Typically (without Certus), if you’re using a simple FPGA prototyping board, your primary tools for getting visibility into the signals in your design are the embedded logic analyzer tools from your FPGA company, such as ChipScope (Xilinx) and SignalTap (Altera). These tools are designed for debugging FPGA designs, so they’re not a perfect match for debugging an SoC prototype design – which can sometimes be partitioned across multiple FPGAs. They generally require you to specify up-front which signals you’d like to monitor, and then your FPGA design is synthesized and placed-and-routed so that those signals can be watched. If you want to monitor different signals, you have a re-run of synthesis and place-and-route (which can take hours) to get monitoring on the new signals. This means you need to know which signals to monitor before you do your initial compile (and we all know exactly which signals will be involved in our first bug, right? Uh, NO.) It also means that you may have problems with the partitioned design across multiple FPGAs, signals that cross clock domains, and other limitations.
Every time you find a bug, you probably need to re-build your design. With a large FPGA prototype, that usually ends up being a “go home for the day” situation because the remainder of your workday (and often into the night) will be spent on the new synthesis->place-and-route run.
Certus is a lightweight set of IP blocks designed to solve these problems. Tektronix claims that the overhead is about one LUT per signal. With Certus 2.0 (announced today), you can capture essentially all of the signals inside your FPGA for debug – without any special probes or additional hardware. That means that you won’t have to re-build your design in order to observe a different set of signals, and you get something very close to emulator-level visibility of your design using a simple FPGA-based prototyping board.
The company claims that by allocating somewhere in the range of 5%-10% of your FPGA LUTs to their debug IP, you will be able to automatically identify all critical design components such as flip-flops, critical interfaces, and state machines, and then intelligently select a subset to monitor (using what the company calls their “Optirank algorithm”). Then, you can trace any subset of signals without having to re-build your FPGA design.
Certus uses on-chip memory (FPGA block RAM) to store trace data, and it takes advantage of lossless compression and data-packing to maximize the amount of information that can be stored in the available RAM. Tektronix cites examples such as an AMBA AHB Linux Boot – using 2 block RAMs, storing 3.1M clock cycles of trace, with a claimed compression ratio of 2,873X. This kind of compression, combined with the ability to do targeted-event data capture, should allow you to do true system-level trace capture with Certus.

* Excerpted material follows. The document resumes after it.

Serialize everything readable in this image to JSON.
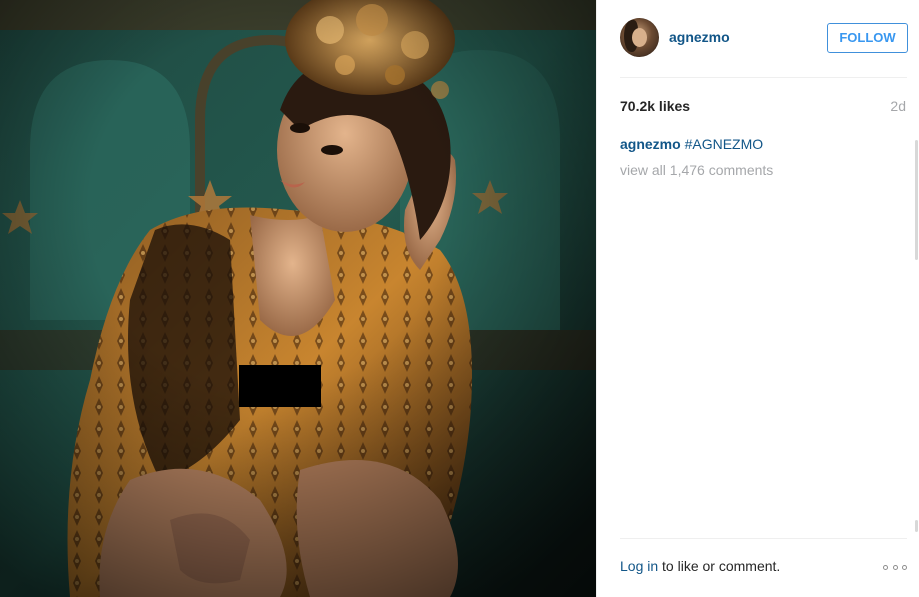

The cockpit for the system runs on an attached PC, and it gives a time-correlated view of your design – even across multiple FPGAs. This is something you clearly cannot do with off-the-shelf FPGA-vendor logic-analyzer IP, and this feature is something that puts Certus-enabled prototyping boards in the realm of much more expensive emulation systems.
While this may not be the kind of product that people traditionally associate with Tek, it is exciting to see the company putting energy into the FPGA-based prototyping business, particularly with a product that has this much potential to change the landscape.